But let's suppose for a moment that the bill does pass the Senate (which seems likely), manages to get onto the House floor and receives the votes to pass (an outcome with far longer odds). Hypothetically, what would that mean for leaders in the workplace?
In many cases, very little. Discrimination based on sexual orientation is already banned in 21 states plus the District of Columbia; 18 of those states and D.C. also protect against gender identity discrimination. Almost 97 percent of the 2012 Fortune 500 companies specifically include such protections in their workplace policies. And many other firms elect themselves to ban discrimination against LGBT employees, even where it's not expressly prohibited by law. Says Garry Mathiason, the chairman of global employment law firm Littler Mendelson, "if it’s a multi-state company, it would be very common that they would already cover that protection."
Moreover, legal experts say, there's unlikely to be a floodgate of claims if the ban does go into place. Katharine Parker, a partner at Proskauer who co-leads the law firm's employment counseling and training group in New York, points to research done by the New York City Bar's Labor and Employment Committee. It found that after New York amended its laws to prohibit sexual orientation and gender identity discrimination, these types of complaints comprised less than 1 percent of those filed with the city's Commission on Human Rights between 2003 and 2010. "I don't anticipate a huge uptick in litigation resulting from the passage of ENDA," she wrote in an e-mail.
Mathiason agrees: "I don't expect an avalanche of claims," he says. "I don’t think it’s that controversial and I don’t think it’s going to be a sea change at this point. We've already passed that point." A July report from the Government Accountability Office report also showed relatively few employment sexual orientation and gender identity discrimination complaints in the states that had passed such bans.

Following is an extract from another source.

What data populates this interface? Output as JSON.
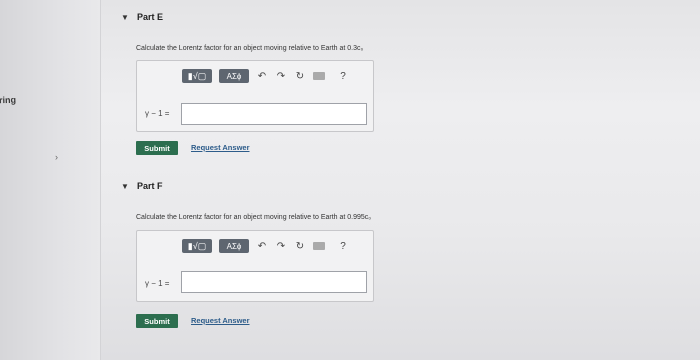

If ENDA does eventually become federal law—and that's still a big if—lawyers advise organizations to update their training along with their policies. If an employer updates its policy but doesn't do any training to go along with it, "there could be a claim that you haven’t done what’s required to maintain an anti-discrimination environment," Mathiason says. Leaders may think their workplace has the sort of culture where such discrimination doesn't exist, but according to recent Pew research, 21 percent of LGBT adults surveyed say they have experienced it on the job.
Jena McGregor is a columnist for On Leadership.